Start of RAW DATA
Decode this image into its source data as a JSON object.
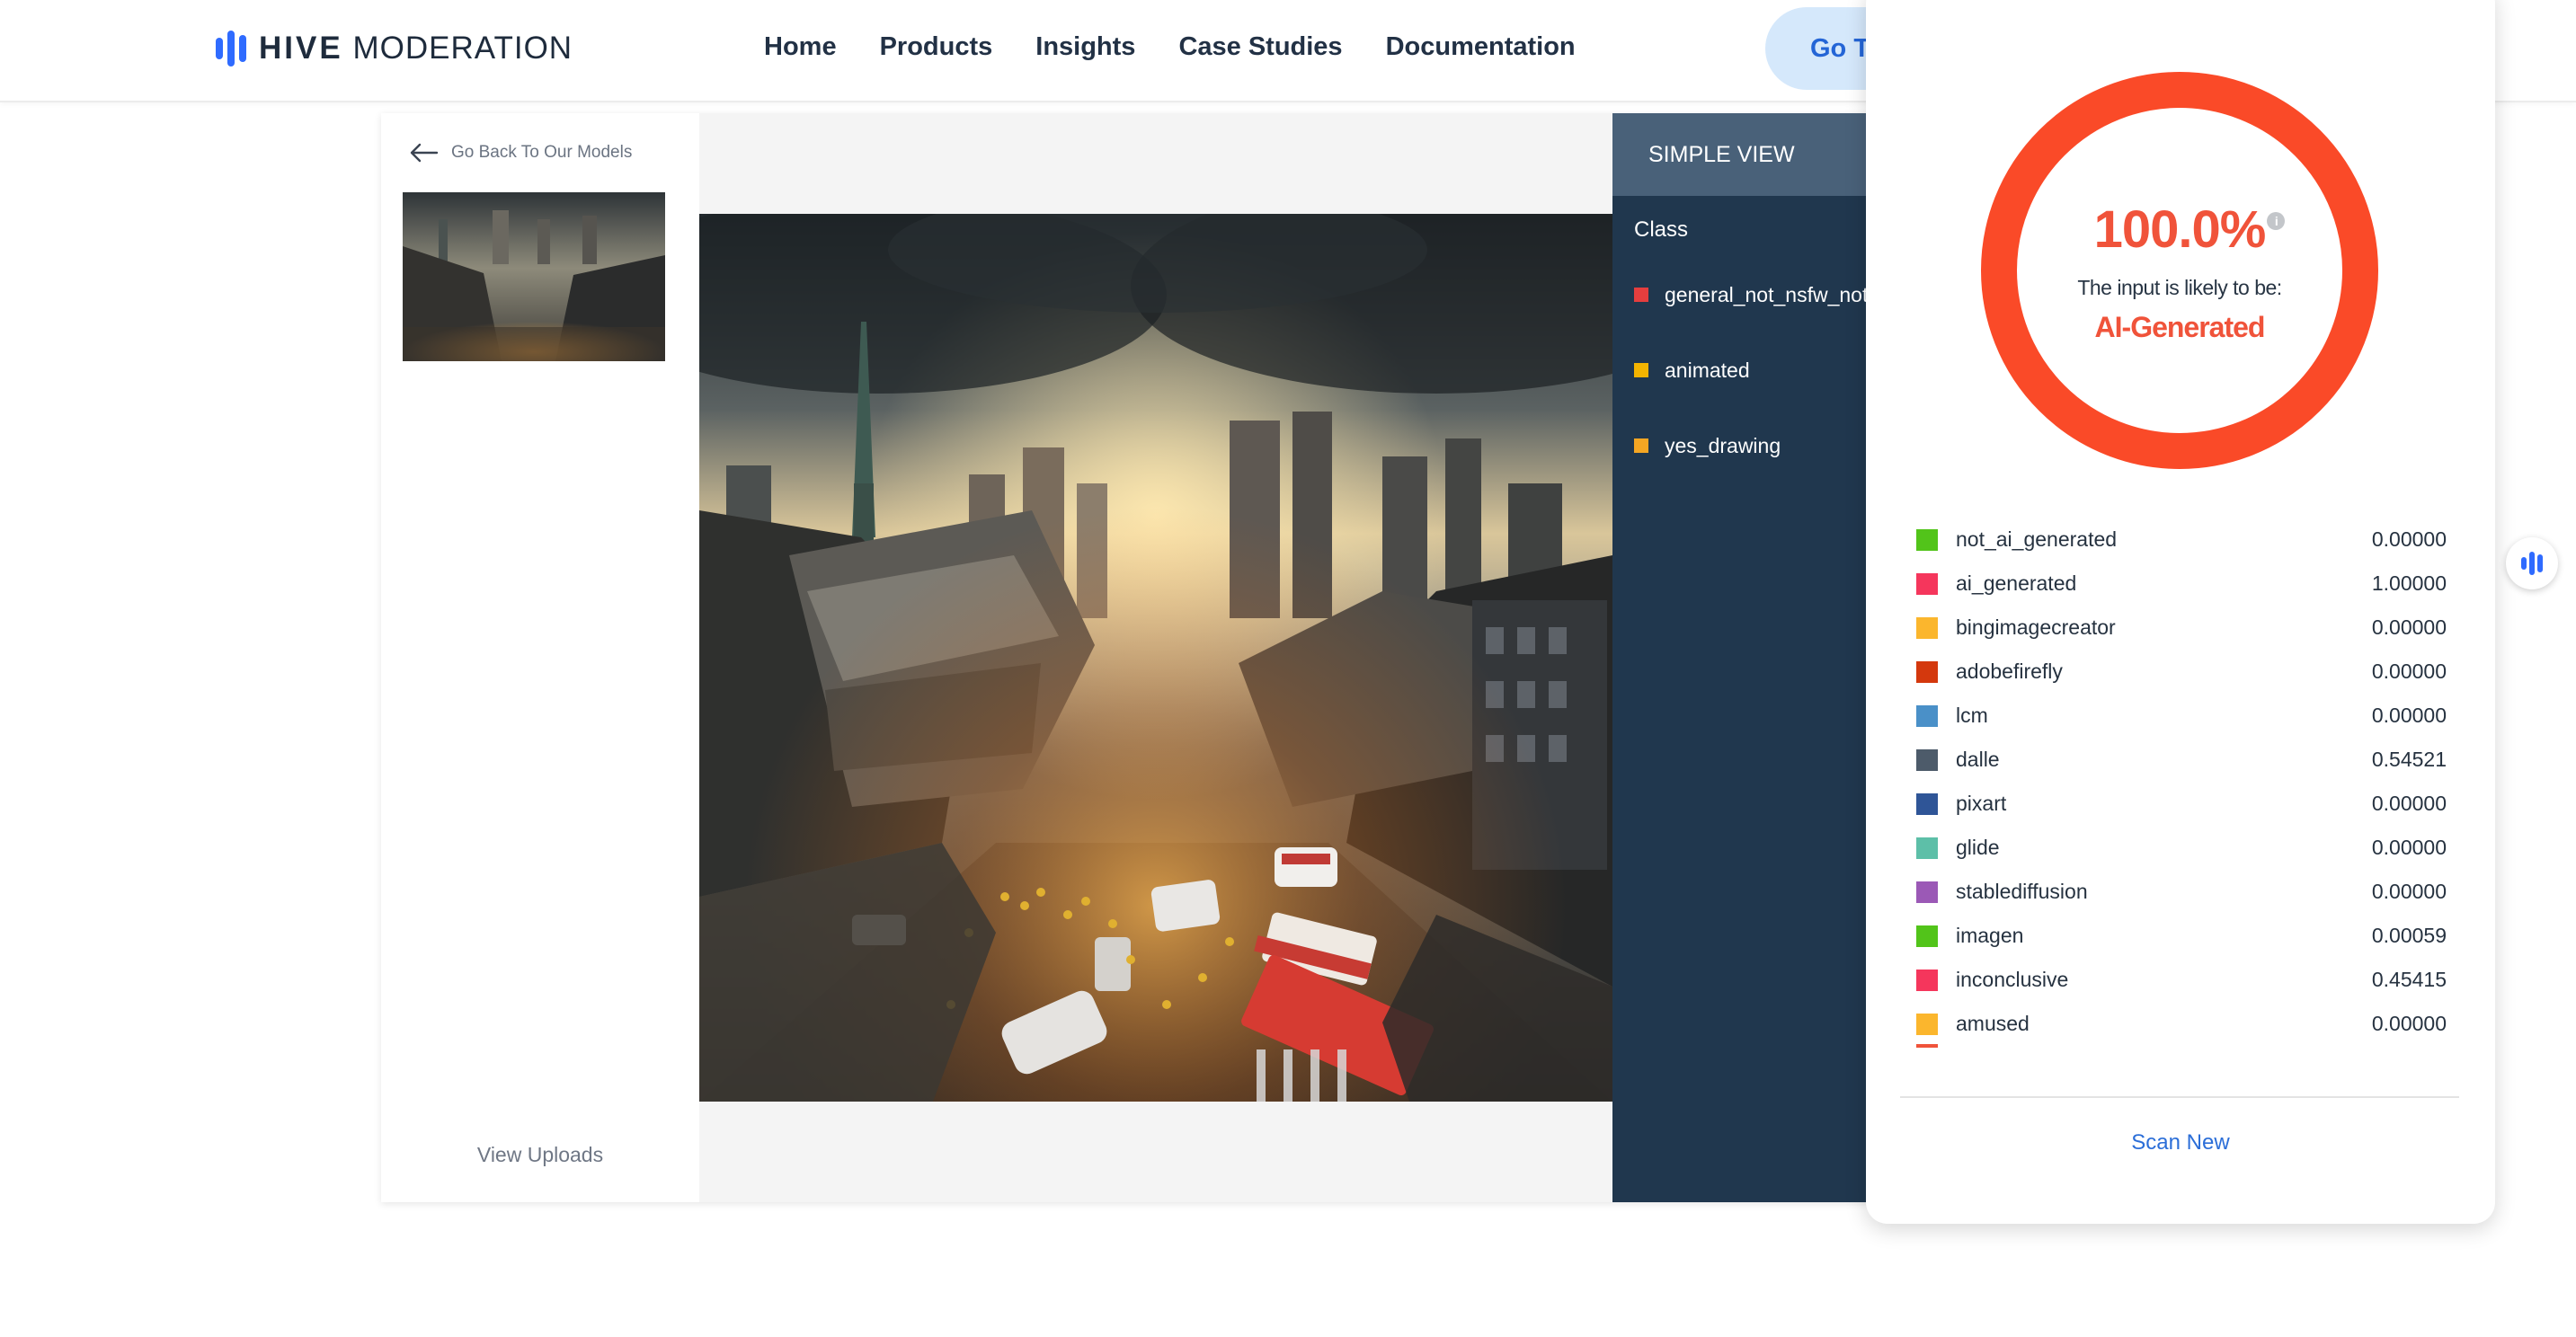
{
  "header": {
    "logo_bold": "HIVE",
    "logo_light": "MODERATION",
    "nav": [
      "Home",
      "Products",
      "Insights",
      "Case Studies",
      "Documentation"
    ],
    "cta": "Go To"
  },
  "sidebar": {
    "back_link": "Go Back To Our Models",
    "view_uploads": "View Uploads"
  },
  "simple_view": {
    "title": "SIMPLE VIEW",
    "class_header": "Class",
    "classes": [
      {
        "label": "general_not_nsfw_not_suggestive",
        "color": "#e53e3e"
      },
      {
        "label": "animated",
        "color": "#f4b400"
      },
      {
        "label": "yes_drawing",
        "color": "#f5a623"
      }
    ]
  },
  "result": {
    "percent": "100.0%",
    "info_icon": "info-icon",
    "likely_text": "The input is likely to be:",
    "verdict": "AI-Generated",
    "ring_fraction": 1.0,
    "accent_color": "#fa4a28",
    "scores": [
      {
        "name": "not_ai_generated",
        "value": "0.00000",
        "color": "#52c41a"
      },
      {
        "name": "ai_generated",
        "value": "1.00000",
        "color": "#f5365c"
      },
      {
        "name": "bingimagecreator",
        "value": "0.00000",
        "color": "#fbb62d"
      },
      {
        "name": "adobefirefly",
        "value": "0.00000",
        "color": "#d4380d"
      },
      {
        "name": "lcm",
        "value": "0.00000",
        "color": "#4a90c8"
      },
      {
        "name": "dalle",
        "value": "0.54521",
        "color": "#4d5b6a"
      },
      {
        "name": "pixart",
        "value": "0.00000",
        "color": "#2f5597"
      },
      {
        "name": "glide",
        "value": "0.00000",
        "color": "#5dbfa8"
      },
      {
        "name": "stablediffusion",
        "value": "0.00000",
        "color": "#9b59b6"
      },
      {
        "name": "imagen",
        "value": "0.00059",
        "color": "#52c41a"
      },
      {
        "name": "inconclusive",
        "value": "0.45415",
        "color": "#f5365c"
      },
      {
        "name": "amused",
        "value": "0.00000",
        "color": "#fbb62d"
      }
    ],
    "scan_new": "Scan New"
  }
}
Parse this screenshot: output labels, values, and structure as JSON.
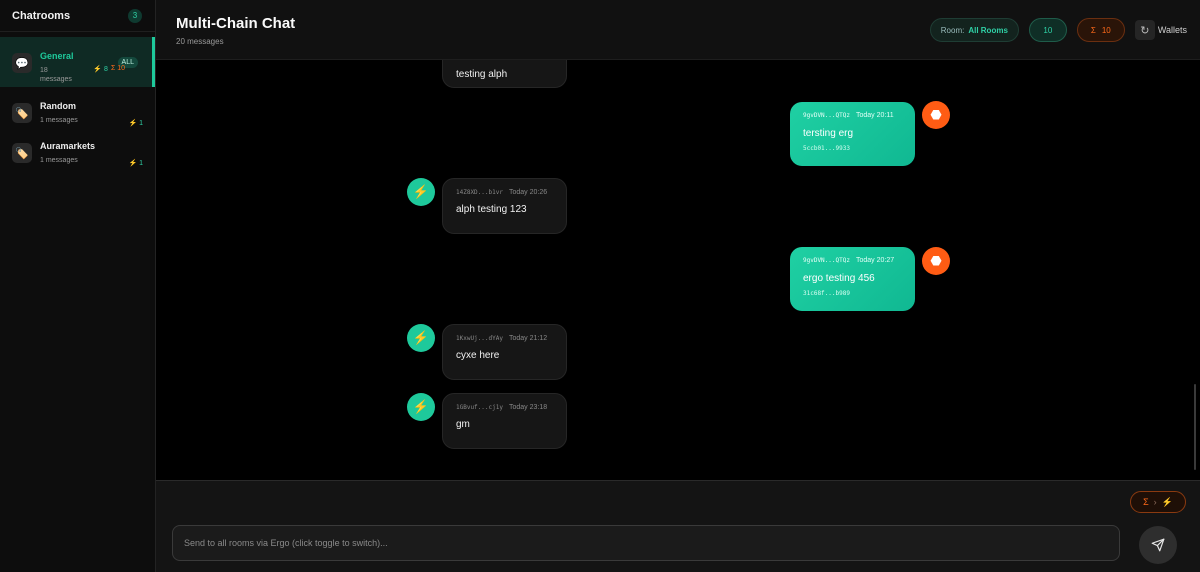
{
  "sidebar": {
    "title": "Chatrooms",
    "count": "3",
    "rooms": [
      {
        "name": "General",
        "sub1": "18",
        "sub2": "messages",
        "alph": "⚡ 8",
        "erg": "Σ 10",
        "tag": "ALL",
        "icon": "speech-bubble-icon"
      },
      {
        "name": "Random",
        "sub1": "1 messages",
        "alph": "⚡ 1",
        "icon": "tag-icon"
      },
      {
        "name": "Auramarkets",
        "sub1": "1 messages",
        "alph": "⚡ 1",
        "icon": "tag-icon"
      }
    ]
  },
  "header": {
    "title": "Multi-Chain Chat",
    "subtitle": "20 messages",
    "room_label": "Room:",
    "room_value": "All Rooms",
    "alph_count": "10",
    "erg_symbol": "Σ",
    "erg_count": "10",
    "wallets_label": "Wallets"
  },
  "messages": [
    {
      "side": "in",
      "chain": "alph",
      "address": "",
      "time": "",
      "text": "testing alph"
    },
    {
      "side": "out",
      "chain": "erg",
      "address": "9gvDVN...QTQz",
      "time": "Today 20:11",
      "text": "tersting erg",
      "hash": "5ccb01...9933"
    },
    {
      "side": "in",
      "chain": "alph",
      "address": "14Z8XD...b1vr",
      "time": "Today 20:26",
      "text": "alph testing 123"
    },
    {
      "side": "out",
      "chain": "erg",
      "address": "9gvDVN...QTQz",
      "time": "Today 20:27",
      "text": "ergo testing 456",
      "hash": "31c68f...b989"
    },
    {
      "side": "in",
      "chain": "alph",
      "address": "1KxwUj...dYAy",
      "time": "Today 21:12",
      "text": "cyxe here"
    },
    {
      "side": "in",
      "chain": "alph",
      "address": "1GBvuf...cj1y",
      "time": "Today 23:18",
      "text": "gm"
    }
  ],
  "composer": {
    "placeholder": "Send to all rooms via Ergo (click toggle to switch)...",
    "toggle_from": "Σ",
    "toggle_arrow": "›",
    "toggle_to": "⚡"
  },
  "colors": {
    "alph_accent": "#1ec99b",
    "erg_accent": "#ff5c14"
  }
}
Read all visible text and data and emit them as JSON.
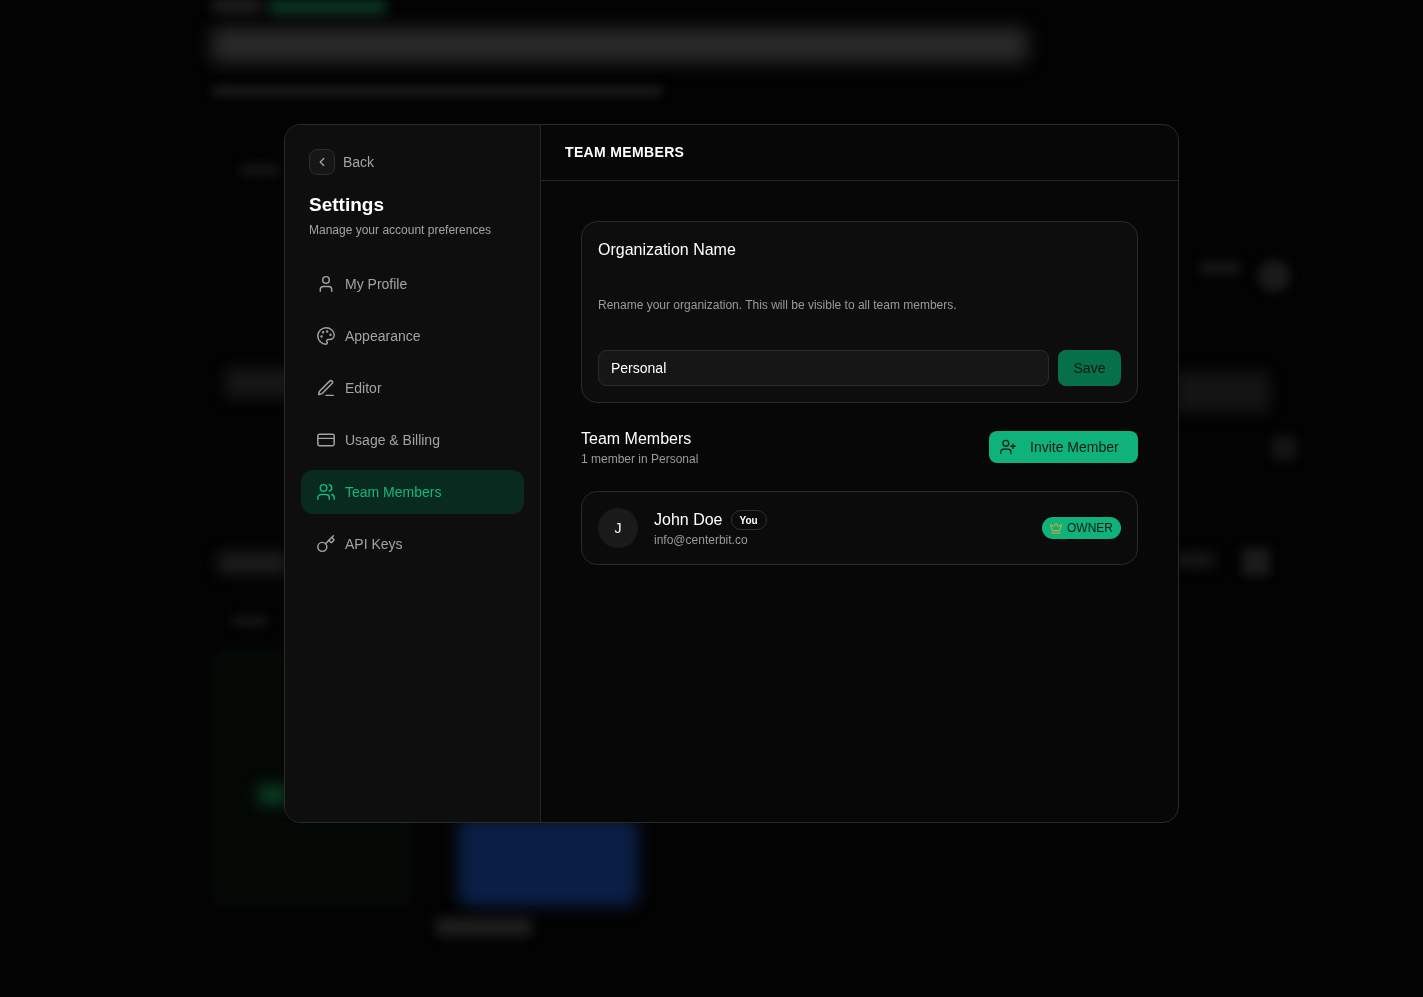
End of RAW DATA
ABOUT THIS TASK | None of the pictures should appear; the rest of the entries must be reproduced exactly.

SOLUTION |
Decode this image into its source data as a JSON object.
{
  "header": {
    "logo_bold": "HIVE",
    "logo_light": "MODERATION",
    "nav": [
      "Home",
      "Products",
      "Insights",
      "Case Studies",
      "Documentation"
    ],
    "cta": "Go To"
  },
  "sidebar": {
    "back_link": "Go Back To Our Models",
    "view_uploads": "View Uploads"
  },
  "simple_view": {
    "title": "SIMPLE VIEW",
    "class_header": "Class",
    "classes": [
      {
        "label": "general_not_nsfw_not_suggestive",
        "color": "#e53e3e"
      },
      {
        "label": "animated",
        "color": "#f4b400"
      },
      {
        "label": "yes_drawing",
        "color": "#f5a623"
      }
    ]
  },
  "result": {
    "percent": "100.0%",
    "info_icon": "info-icon",
    "likely_text": "The input is likely to be:",
    "verdict": "AI-Generated",
    "ring_fraction": 1.0,
    "accent_color": "#fa4a28",
    "scores": [
      {
        "name": "not_ai_generated",
        "value": "0.00000",
        "color": "#52c41a"
      },
      {
        "name": "ai_generated",
        "value": "1.00000",
        "color": "#f5365c"
      },
      {
        "name": "bingimagecreator",
        "value": "0.00000",
        "color": "#fbb62d"
      },
      {
        "name": "adobefirefly",
        "value": "0.00000",
        "color": "#d4380d"
      },
      {
        "name": "lcm",
        "value": "0.00000",
        "color": "#4a90c8"
      },
      {
        "name": "dalle",
        "value": "0.54521",
        "color": "#4d5b6a"
      },
      {
        "name": "pixart",
        "value": "0.00000",
        "color": "#2f5597"
      },
      {
        "name": "glide",
        "value": "0.00000",
        "color": "#5dbfa8"
      },
      {
        "name": "stablediffusion",
        "value": "0.00000",
        "color": "#9b59b6"
      },
      {
        "name": "imagen",
        "value": "0.00059",
        "color": "#52c41a"
      },
      {
        "name": "inconclusive",
        "value": "0.45415",
        "color": "#f5365c"
      },
      {
        "name": "amused",
        "value": "0.00000",
        "color": "#fbb62d"
      }
    ],
    "scan_new": "Scan New"
  }
}
Parse this screenshot: output labels, values, and structure as JSON.
{
  "sidebar": {
    "title": "Chatrooms",
    "count": "3",
    "rooms": [
      {
        "name": "General",
        "sub1": "18",
        "sub2": "messages",
        "alph": "⚡ 8",
        "erg": "Σ 10",
        "tag": "ALL",
        "icon": "speech-bubble-icon"
      },
      {
        "name": "Random",
        "sub1": "1 messages",
        "alph": "⚡ 1",
        "icon": "tag-icon"
      },
      {
        "name": "Auramarkets",
        "sub1": "1 messages",
        "alph": "⚡ 1",
        "icon": "tag-icon"
      }
    ]
  },
  "header": {
    "title": "Multi-Chain Chat",
    "subtitle": "20 messages",
    "room_label": "Room:",
    "room_value": "All Rooms",
    "alph_count": "10",
    "erg_symbol": "Σ",
    "erg_count": "10",
    "wallets_label": "Wallets"
  },
  "messages": [
    {
      "side": "in",
      "chain": "alph",
      "address": "",
      "time": "",
      "text": "testing alph"
    },
    {
      "side": "out",
      "chain": "erg",
      "address": "9gvDVN...QTQz",
      "time": "Today 20:11",
      "text": "tersting erg",
      "hash": "5ccb01...9933"
    },
    {
      "side": "in",
      "chain": "alph",
      "address": "14Z8XD...b1vr",
      "time": "Today 20:26",
      "text": "alph testing 123"
    },
    {
      "side": "out",
      "chain": "erg",
      "address": "9gvDVN...QTQz",
      "time": "Today 20:27",
      "text": "ergo testing 456",
      "hash": "31c68f...b989"
    },
    {
      "side": "in",
      "chain": "alph",
      "address": "1KxwUj...dYAy",
      "time": "Today 21:12",
      "text": "cyxe here"
    },
    {
      "side": "in",
      "chain": "alph",
      "address": "1GBvuf...cj1y",
      "time": "Today 23:18",
      "text": "gm"
    }
  ],
  "composer": {
    "placeholder": "Send to all rooms via Ergo (click toggle to switch)...",
    "toggle_from": "Σ",
    "toggle_arrow": "›",
    "toggle_to": "⚡"
  },
  "colors": {
    "alph_accent": "#1ec99b",
    "erg_accent": "#ff5c14"
  }
}
Read all visible text and data and emit them as JSON.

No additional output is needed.